Aidil’s fate had also been highlighted in an earlier Starprobe report.

Whyte claimed that the elephant was also forced to perform tricks, including hitting footballs with a cricket bat, blowing a trumpet and harmonica despite Perhilitan imposing a ban against shows using protected animals like elephants, tigers and sun bears.

“I’m surprised to hear that Danga World is still employing the elephant in its shows.

“We have been monitoring them and our inspectors have not seen this happen,” said Abdul Rasid.

He admitted, however, that since the Perhilitan inspectors were not there every day, they could have missed such shows.

On animals seized from the Saleng Zoo following the Starprobe report, Perhilitan deputy director-general Dr Zaaba Zainol Abidin, who is tasked with overseeing the enforcement division, said it had identified 35 cross-bred tigers among the list of animals.

Cross-breeding of species is against the law, with Dr Zaaba noting that these animals were of no use to the gene pool and not advocated by science or conservationists.

As a result, he said no zoos in the world would want these animals, adding that DNA samples would be taken to confirm cross-breeding.

Abdul Rasid said the department might carry out an exercise to take DNA sampling of other cross-bred sus­pected animals from Saleng Zoo.

Perhilitan had to spend about RM1mil for the raid and upkeep of the animals.

On June 20, its officers raided the privately-run zoo in Pulai, Johor, shutting down its operations and seizing the animals.

Another private zoo highlighted, Lye Huat Garden in Kedah, voluntarily surrendered the animals under its care on July 9 after admitting that it could not fulfil the new Perhilitan regulations .


August 11, 2011
Licences a must soon for all who keep exotic animals

KUALA LUMPUR: All premises housing wildlife, including pet shops, will now have to apply for permits to continue operating under the new Wildlife Conservation Act 2010.

Department of Wildlife and National Parks (Perhilitan) director-general Datuk Abd Rasid Samsudin said even individuals keeping wildlife would be required to apply for permits.

“Pet shops have to do so. Currently, all they need is a licence from the local council,” he told The Star.

He said this was one way of monitoring premises such as zoos and pet shops to ensure that they did not deal in illegal trade of wildlife as many, especially shops, had previously been found to sell illegally-obtained wild animals.

The ruling also covers common household pets which are on the endangered species list, including animals such as the star and radiated tortoises and other exotic pets such as imported snakes and reptiles.

Abdul Rasid said the regulations for keeping animals in such premises were expected to be ready by the end of next month.

It was up to the minister to decide how much time should be given for zoos and other establishments to comply with the new regulations, he added.

“We have informed all of them about the new conditions.
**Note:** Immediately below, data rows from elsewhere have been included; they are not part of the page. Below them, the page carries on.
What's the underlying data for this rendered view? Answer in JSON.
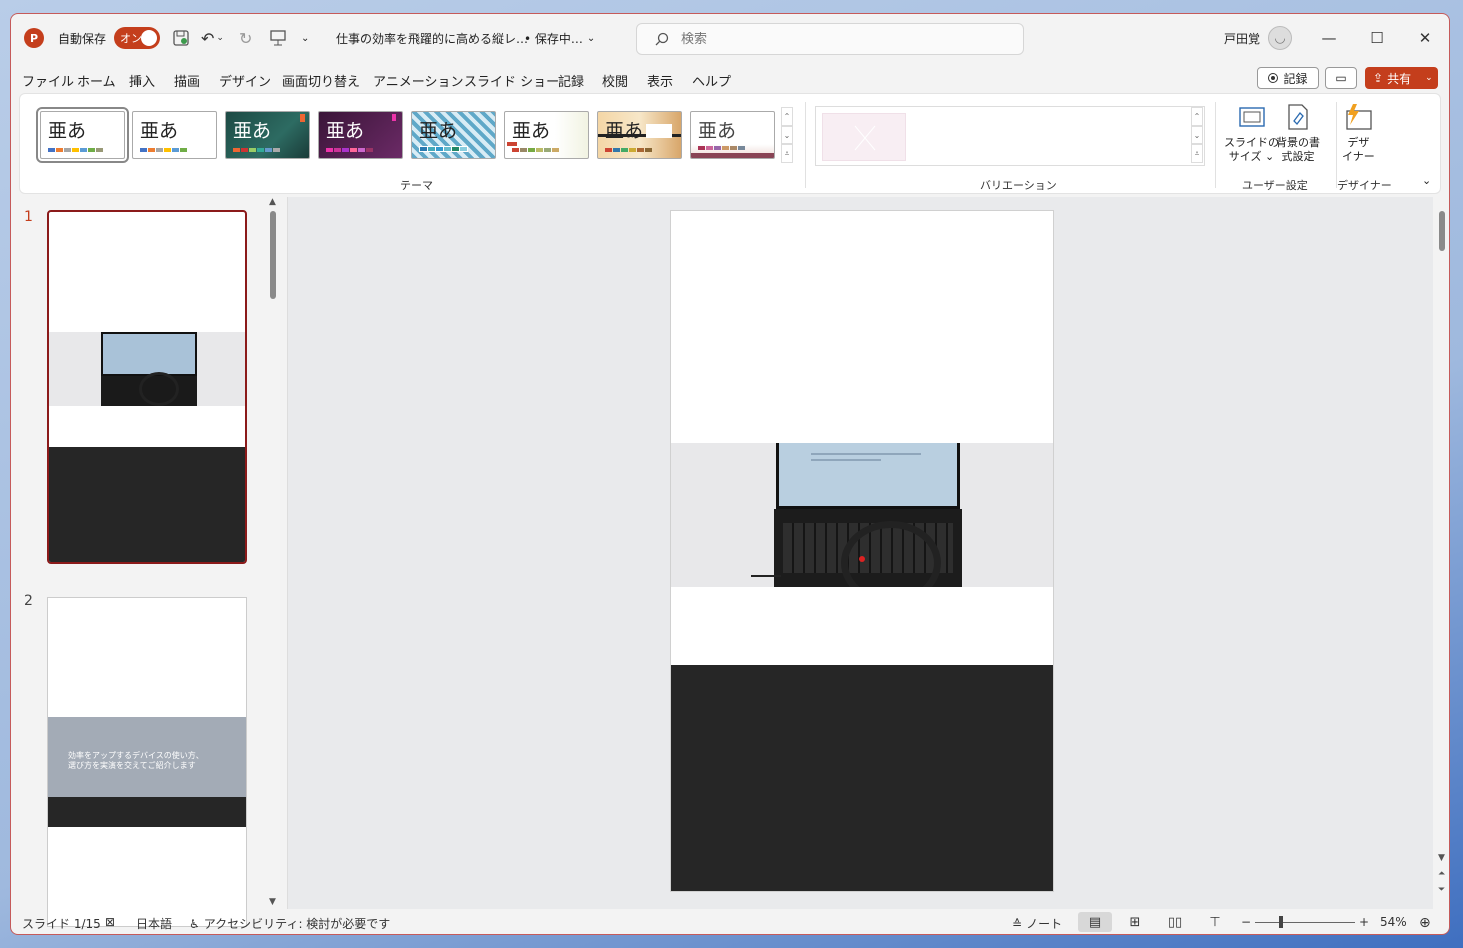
{
  "titlebar": {
    "app_logo": "P",
    "autosave_label": "自動保存",
    "autosave_state": "オン",
    "doc_title": "仕事の効率を飛躍的に高める縦レ…",
    "save_status": "• 保存中…",
    "search_placeholder": "検索",
    "user_name": "戸田覚"
  },
  "menu": {
    "items": [
      "ファイル",
      "ホーム",
      "挿入",
      "描画",
      "デザイン",
      "画面切り替え",
      "アニメーション",
      "スライド ショー",
      "記録",
      "校閲",
      "表示",
      "ヘルプ"
    ],
    "active": "デザイン",
    "record_button": "記録",
    "share_button": "共有"
  },
  "ribbon": {
    "theme_sample_text": "亜あ",
    "themes_group_label": "テーマ",
    "variations_group_label": "バリエーション",
    "user_settings_label": "ユーザー設定",
    "designer_group_label": "デザイナー",
    "slide_size_line1": "スライドの",
    "slide_size_line2": "サイズ ⌄",
    "bg_format_line1": "背景の書",
    "bg_format_line2": "式設定",
    "designer_line1": "デザ",
    "designer_line2": "イナー"
  },
  "slides": {
    "thumb1_num": "1",
    "thumb2_num": "2",
    "thumb2_text_line1": "効率をアップするデバイスの使い方、",
    "thumb2_text_line2": "選び方を実演を交えてご紹介します"
  },
  "statusbar": {
    "slide_info": "スライド 1/15",
    "language": "日本語",
    "accessibility": "アクセシビリティ: 検討が必要です",
    "notes": "ノート",
    "zoom_minus": "−",
    "zoom_plus": "+",
    "zoom_level": "54%"
  },
  "colors": {
    "accent": "#c43e1c",
    "selected_thumb_border": "#8b1a1a",
    "slide_dark_band": "#262626",
    "thumb2_band": "#a3abb6"
  }
}
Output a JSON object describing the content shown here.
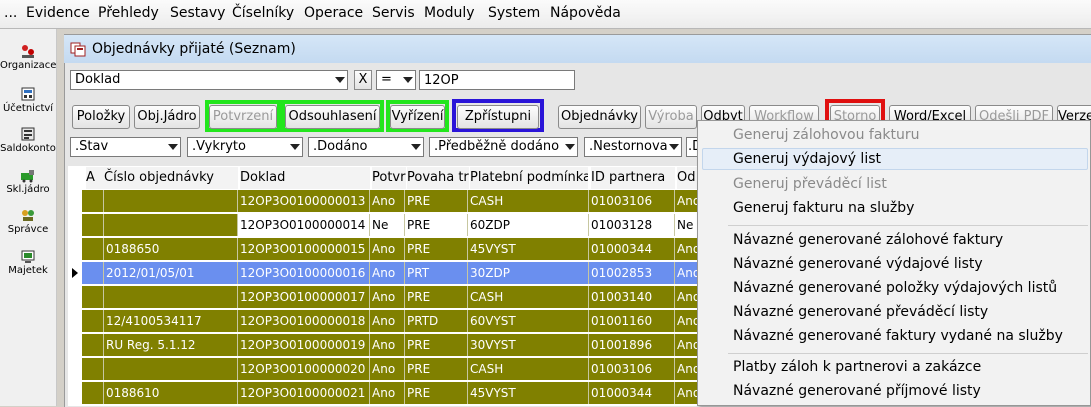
{
  "menubar": {
    "ellipsis": "...",
    "items": [
      "Evidence",
      "Přehledy",
      "Sestavy",
      "Číselníky",
      "Operace",
      "Servis",
      "Moduly",
      "System",
      "Nápověda"
    ]
  },
  "leftbar": {
    "items": [
      "Organizace",
      "Účetnictví",
      "Saldokonto",
      "Skl.jádro",
      "Správce",
      "Majetek"
    ]
  },
  "window": {
    "title": "Objednávky přijaté (Seznam)"
  },
  "filter": {
    "field": "Doklad",
    "clear": "X",
    "operator": "=",
    "value": "12OP"
  },
  "toolbar": {
    "buttons": [
      {
        "label": "Položky",
        "enabled": true
      },
      {
        "label": "Obj.Jádro",
        "enabled": true
      },
      {
        "label": "Potvrzení",
        "enabled": false
      },
      {
        "label": "Odsouhlasení",
        "enabled": true
      },
      {
        "label": "Vyřízení",
        "enabled": true
      },
      {
        "label": "Zpřístupni",
        "enabled": true
      },
      {
        "label": "Objednávky",
        "enabled": true
      },
      {
        "label": "Výroba",
        "enabled": false
      },
      {
        "label": "Odbyt",
        "enabled": true
      },
      {
        "label": "Workflow",
        "enabled": false
      },
      {
        "label": "Storno",
        "enabled": false
      },
      {
        "label": "Word/Excel",
        "enabled": true
      },
      {
        "label": "Odešli PDF",
        "enabled": false
      },
      {
        "label": "Verze",
        "enabled": true
      }
    ]
  },
  "filters2": [
    ".Stav",
    ".Vykryto",
    ".Dodáno",
    ".Předběžně dodáno",
    ".Nestornova",
    ".D"
  ],
  "grid": {
    "columns": [
      "A",
      "Číslo objednávky",
      "Doklad",
      "Potvr",
      "Povaha tr",
      "Platební podmínka",
      "ID partnera",
      "Od"
    ],
    "rows": [
      {
        "style": "olive",
        "a": "",
        "cislo": "",
        "doklad": "12OP3O0100000013",
        "potvr": "Ano",
        "povaha": "PRE",
        "plat": "CASH",
        "idp": "01003106",
        "od": "Ano"
      },
      {
        "style": "white",
        "a": "",
        "cislo": "",
        "doklad": "12OP3O0100000014",
        "potvr": "Ne",
        "povaha": "PRE",
        "plat": "60ZDP",
        "idp": "01003128",
        "od": "Ne"
      },
      {
        "style": "olive",
        "a": "",
        "cislo": "0188650",
        "doklad": "12OP3O0100000015",
        "potvr": "Ano",
        "povaha": "PRE",
        "plat": "45VYST",
        "idp": "01000344",
        "od": "Ano"
      },
      {
        "style": "sel",
        "a": "",
        "cislo": "2012/01/05/01",
        "doklad": "12OP3O0100000016",
        "potvr": "Ano",
        "povaha": "PRT",
        "plat": "30ZDP",
        "idp": "01002853",
        "od": "Ano"
      },
      {
        "style": "olive",
        "a": "",
        "cislo": "",
        "doklad": "12OP3O0100000017",
        "potvr": "Ano",
        "povaha": "PRE",
        "plat": "CASH",
        "idp": "01003140",
        "od": "Ano"
      },
      {
        "style": "olive",
        "a": "",
        "cislo": "12/4100534117",
        "doklad": "12OP3O0100000018",
        "potvr": "Ano",
        "povaha": "PRTD",
        "plat": "60VYST",
        "idp": "01001160",
        "od": "Ano"
      },
      {
        "style": "olive",
        "a": "",
        "cislo": "RU Reg. 5.1.12",
        "doklad": "12OP3O0100000019",
        "potvr": "Ano",
        "povaha": "PRE",
        "plat": "30VYST",
        "idp": "01001896",
        "od": "Ano"
      },
      {
        "style": "olive",
        "a": "",
        "cislo": "",
        "doklad": "12OP3O0100000020",
        "potvr": "Ano",
        "povaha": "PRE",
        "plat": "CASH",
        "idp": "01003106",
        "od": "Ano"
      },
      {
        "style": "olive",
        "a": "",
        "cislo": "0188610",
        "doklad": "12OP3O0100000021",
        "potvr": "Ano",
        "povaha": "PRE",
        "plat": "45VYST",
        "idp": "01000344",
        "od": "Ano"
      }
    ]
  },
  "context_menu": {
    "items": [
      {
        "label": "Generuj zálohovou fakturu",
        "enabled": false
      },
      {
        "label": "Generuj výdajový list",
        "enabled": true,
        "hover": true
      },
      {
        "label": "Generuj převáděcí list",
        "enabled": false
      },
      {
        "label": "Generuj fakturu na služby",
        "enabled": true
      },
      {
        "label": "Návazné generované zálohové faktury",
        "enabled": true
      },
      {
        "label": "Návazné generované výdajové listy",
        "enabled": true
      },
      {
        "label": "Návazné generované položky výdajových listů",
        "enabled": true
      },
      {
        "label": "Návazné generované převáděcí listy",
        "enabled": true
      },
      {
        "label": "Návazné generované faktury vydané na služby",
        "enabled": true
      },
      {
        "label": "Platby záloh k partnerovi a zakázce",
        "enabled": true
      },
      {
        "label": "Návazné generované příjmové listy",
        "enabled": true
      }
    ]
  },
  "colors": {
    "olive_row": "#808000",
    "selected_row": "#6a8fef",
    "highlight_green": "#22e61c",
    "highlight_blue": "#2a14d8",
    "highlight_red": "#e01010"
  }
}
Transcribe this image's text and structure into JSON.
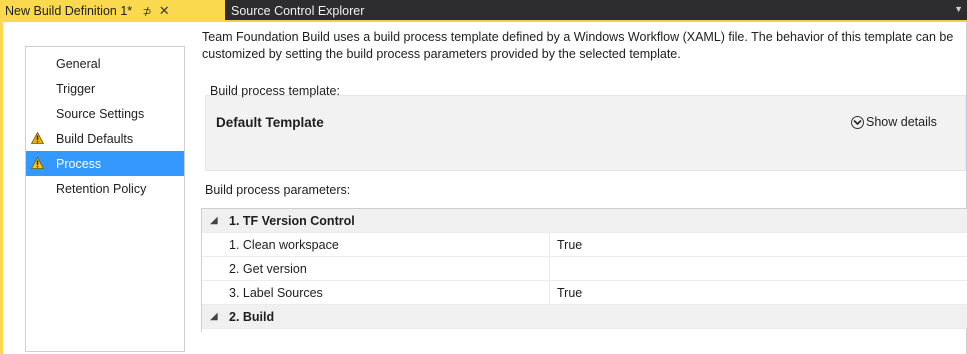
{
  "tabs": {
    "active": {
      "title": "New Build Definition 1*",
      "pin_glyph": "⊅",
      "close_glyph": "✕"
    },
    "inactive": {
      "title": "Source Control Explorer"
    }
  },
  "nav": {
    "items": [
      {
        "label": "General",
        "warning": false,
        "selected": false
      },
      {
        "label": "Trigger",
        "warning": false,
        "selected": false
      },
      {
        "label": "Source Settings",
        "warning": false,
        "selected": false
      },
      {
        "label": "Build Defaults",
        "warning": true,
        "selected": false
      },
      {
        "label": "Process",
        "warning": true,
        "selected": true
      },
      {
        "label": "Retention Policy",
        "warning": false,
        "selected": false
      }
    ]
  },
  "content": {
    "intro": "Team Foundation Build uses a build process template defined by a Windows Workflow (XAML) file. The behavior of this template can be customized by setting the build process parameters provided by the selected template.",
    "template_group_label": "Build process template:",
    "template_name": "Default Template",
    "show_details": "Show details",
    "params_label": "Build process parameters:"
  },
  "grid": {
    "rows": [
      {
        "kind": "cat",
        "label": "1. TF Version Control"
      },
      {
        "kind": "prop",
        "name": "1. Clean workspace",
        "value": "True"
      },
      {
        "kind": "prop",
        "name": "2. Get version",
        "value": ""
      },
      {
        "kind": "prop",
        "name": "3. Label Sources",
        "value": "True"
      },
      {
        "kind": "cat",
        "label": "2. Build"
      }
    ]
  },
  "colors": {
    "accent": "#fbd94e",
    "selection": "#3399ff",
    "warning": "#e8b10b"
  }
}
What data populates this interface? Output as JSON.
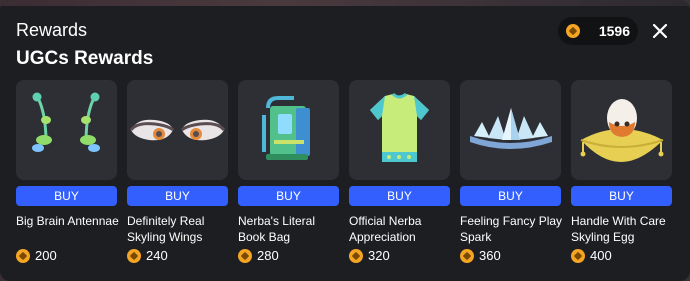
{
  "header": {
    "title": "Rewards",
    "subtitle": "UGCs Rewards",
    "balance": "1596",
    "balance_icon": "robux-coin-icon",
    "close_icon": "close-icon"
  },
  "colors": {
    "panel_bg": "#1d1e22",
    "card_bg": "#2d2f35",
    "buy_button": "#335fff",
    "coin": "#f5a524"
  },
  "items": [
    {
      "name": "Big Brain Antennae",
      "price": "200",
      "buy_label": "BUY",
      "icon": "antennae-icon"
    },
    {
      "name": "Definitely Real Skyling Wings",
      "price": "240",
      "buy_label": "BUY",
      "icon": "wings-icon"
    },
    {
      "name": "Nerba's Literal Book Bag",
      "price": "280",
      "buy_label": "BUY",
      "icon": "book-bag-icon"
    },
    {
      "name": "Official Nerba Appreciation",
      "price": "320",
      "buy_label": "BUY",
      "icon": "shirt-icon"
    },
    {
      "name": "Feeling Fancy Play Spark",
      "price": "360",
      "buy_label": "BUY",
      "icon": "crown-icon"
    },
    {
      "name": "Handle With Care Skyling Egg",
      "price": "400",
      "buy_label": "BUY",
      "icon": "egg-on-pillow-icon"
    }
  ]
}
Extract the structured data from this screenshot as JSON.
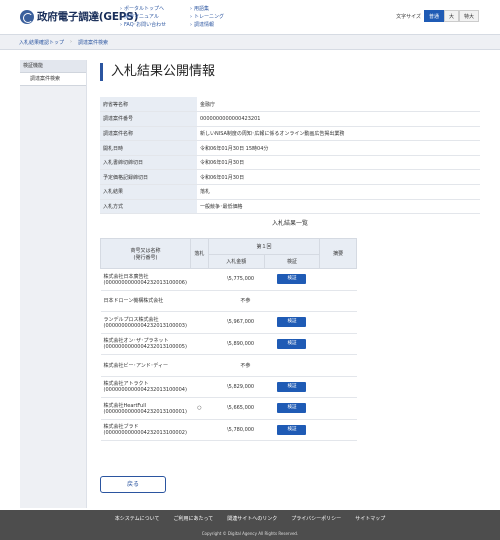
{
  "header": {
    "logo_text": "政府電子調達(GEPS)",
    "links_col1": [
      "ポータルトップへ",
      "操作マニュアル",
      "FAQ･お問い合わせ"
    ],
    "links_col2": [
      "用語集",
      "トレーニング",
      "調達情報"
    ],
    "font_size_label": "文字サイズ",
    "font_sizes": [
      "普通",
      "大",
      "特大"
    ],
    "font_size_selected": "普通"
  },
  "breadcrumb": [
    "入札結果確認トップ",
    "調達案件検索"
  ],
  "sidebar": {
    "heading": "検証機能",
    "items": [
      "調達案件検索"
    ]
  },
  "main": {
    "title": "入札結果公開情報",
    "info_rows": [
      {
        "key": "府省等名称",
        "value": "金融庁"
      },
      {
        "key": "調達案件番号",
        "value": "0000000000000423201"
      },
      {
        "key": "調達案件名称",
        "value": "新しいNISA制度の周知･広報に係るオンライン動画広告掲出業務"
      },
      {
        "key": "開札日時",
        "value": "令和06年01月30日 15時04分"
      },
      {
        "key": "入札書締切締切日",
        "value": "令和06年01月30日"
      },
      {
        "key": "予定価格記録締切日",
        "value": "令和06年01月30日"
      },
      {
        "key": "入札結果",
        "value": "落札"
      },
      {
        "key": "入札方式",
        "value": "一般競争･最低価格"
      }
    ],
    "results_title": "入札結果一覧",
    "results_headers": {
      "company": "商号又は名称\n(発行番号)",
      "winner": "落札",
      "round": "第１回",
      "amount": "入札金額",
      "verify": "検証",
      "remarks": "摘要"
    },
    "results_rows": [
      {
        "company": "株式会社日本廣告社",
        "code": "(0000000000004232013100006)",
        "winner": "",
        "amount": "\\5,775,000",
        "verify": "検証"
      },
      {
        "company": "日本ドローン機構株式会社",
        "code": "",
        "winner": "",
        "amount": "不参",
        "verify": ""
      },
      {
        "company": "ランデルプロス株式会社",
        "code": "(0000000000004232013100003)",
        "winner": "",
        "amount": "\\5,967,000",
        "verify": "検証"
      },
      {
        "company": "株式会社オン･ザ･プラネット",
        "code": "(0000000000004232013100005)",
        "winner": "",
        "amount": "\\5,890,000",
        "verify": "検証"
      },
      {
        "company": "株式会社ビー･アンド･ディー",
        "code": "",
        "winner": "",
        "amount": "不参",
        "verify": ""
      },
      {
        "company": "株式会社アトラクト",
        "code": "(0000000000004232013100004)",
        "winner": "",
        "amount": "\\5,829,000",
        "verify": "検証"
      },
      {
        "company": "株式会社HeartFull",
        "code": "(0000000000004232013100001)",
        "winner": "○",
        "amount": "\\5,665,000",
        "verify": "検証"
      },
      {
        "company": "株式会社ブラド",
        "code": "(0000000000004232013100002)",
        "winner": "",
        "amount": "\\5,780,000",
        "verify": "検証"
      }
    ],
    "back_label": "戻る"
  },
  "footer": {
    "links": [
      "本システムについて",
      "ご利用にあたって",
      "関連サイトへのリンク",
      "プライバシーポリシー",
      "サイトマップ"
    ],
    "copyright": "Copyright © Digital Agency All Rights Reserved."
  },
  "colors": {
    "accent": "#1f5bb5",
    "label_bg": "#e8edf4",
    "footer_bg": "#4d4d4d"
  }
}
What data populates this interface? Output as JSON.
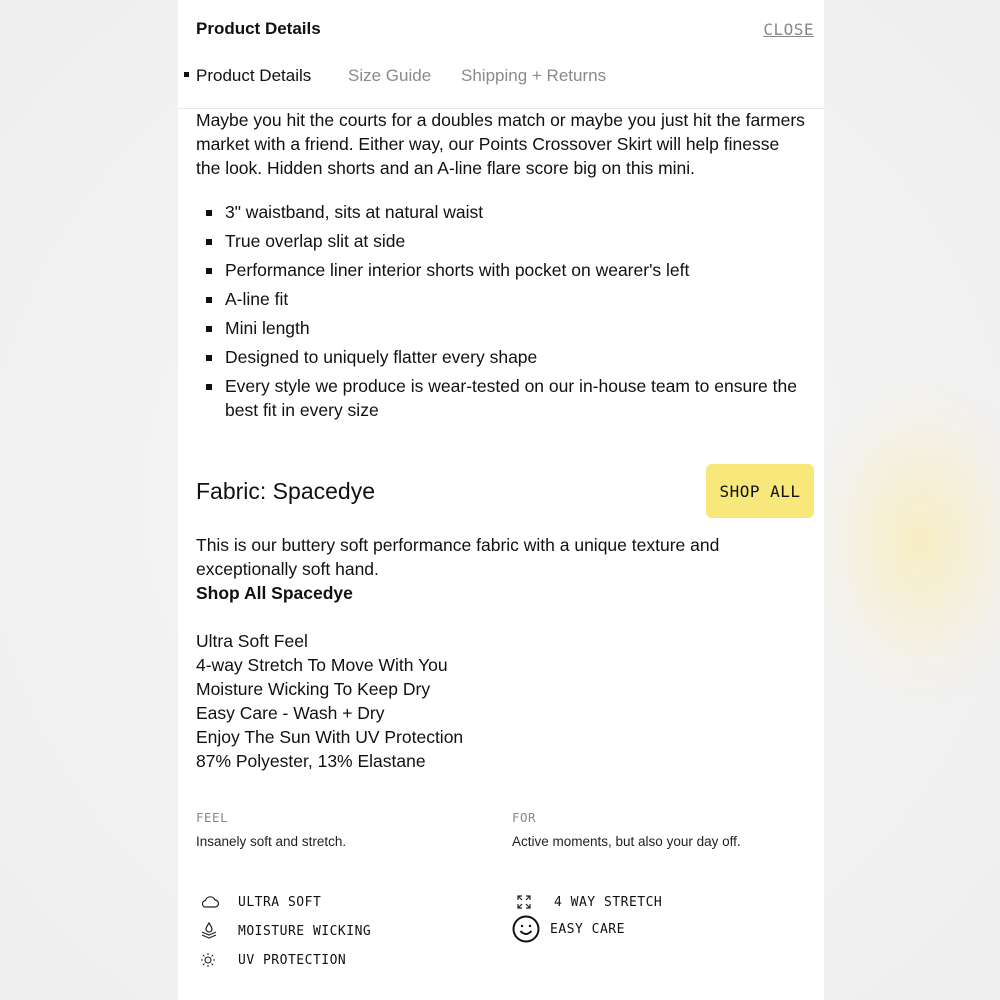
{
  "header": {
    "title": "Product Details",
    "close_label": "CLOSE"
  },
  "tabs": [
    {
      "label": "Product Details",
      "active": true
    },
    {
      "label": "Size Guide",
      "active": false
    },
    {
      "label": "Shipping + Returns",
      "active": false
    }
  ],
  "description": {
    "intro": "Maybe you hit the courts for a doubles match or maybe you just hit the farmers market with a friend. Either way, our Points Crossover Skirt will help finesse the look. Hidden shorts and an A-line flare score big on this mini.",
    "features": [
      "3\" waistband, sits at natural waist",
      "True overlap slit at side",
      "Performance liner interior shorts with pocket on wearer's left",
      "A-line fit",
      "Mini length",
      "Designed to uniquely flatter every shape",
      "Every style we produce is wear-tested on our in-house team to ensure the best fit in every size"
    ]
  },
  "fabric": {
    "title": "Fabric: Spacedye",
    "shop_all_label": "SHOP ALL",
    "description": "This is our buttery soft performance fabric with a unique texture and exceptionally soft hand.",
    "shop_link": "Shop All Spacedye",
    "properties": [
      "Ultra Soft Feel",
      "4-way Stretch To Move With You",
      "Moisture Wicking To Keep Dry",
      "Easy Care - Wash + Dry",
      "Enjoy The Sun With UV Protection",
      "87% Polyester, 13% Elastane"
    ]
  },
  "meta": {
    "feel_label": "FEEL",
    "feel_value": "Insanely soft and stretch.",
    "for_label": "FOR",
    "for_value": "Active moments, but also your day off."
  },
  "attributes": [
    {
      "icon": "cloud-icon",
      "label": "ULTRA SOFT"
    },
    {
      "icon": "expand-arrows-icon",
      "label": "4 WAY STRETCH"
    },
    {
      "icon": "droplet-layers-icon",
      "label": "MOISTURE WICKING"
    },
    {
      "icon": "smiley-icon",
      "label": "EASY CARE"
    },
    {
      "icon": "sun-icon",
      "label": "UV PROTECTION"
    }
  ],
  "colors": {
    "accent": "#f8e77a",
    "muted": "#8a8a8a",
    "text": "#111111"
  }
}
So far, we have audited 17 zoos and establishments and some have failed to meet the requirements.

“We have advised them of the changes they need to make to comply,” said Abdul Rasid who declined to reveal which zoos and establishments had failed the first audit.

He added that Perhilitan had proposed for a bond to be imposed for the issuance of permits for animals individually and if these were later seized, the bond money would go towards their upkeep.

Abdul Rasid said the department always welcomed help from the public and non-government organisations in monitoring the situati- on.

“To help with this effort, once each premises gets its licence, we will post details of each animal and the permit issued on our website to make it easier for them to be monitored and no question of impropriety may arise,” said Abdul Rasid.

He added that a zoo committee, comprising officials from the ministry and other stakeholders like NGOs, would be formed once the regulations were in place.

However, Sahabat Alam Malaysia president S.M. Mohd Idris said the new ruling would have little effect on smuggling of wildlife in the country.

“There is no assurance that Perhilitan will be able to curb animal smuggling even after imposing the Act.

“It is impossible for them to keep track on all individual owners or premises,” he said.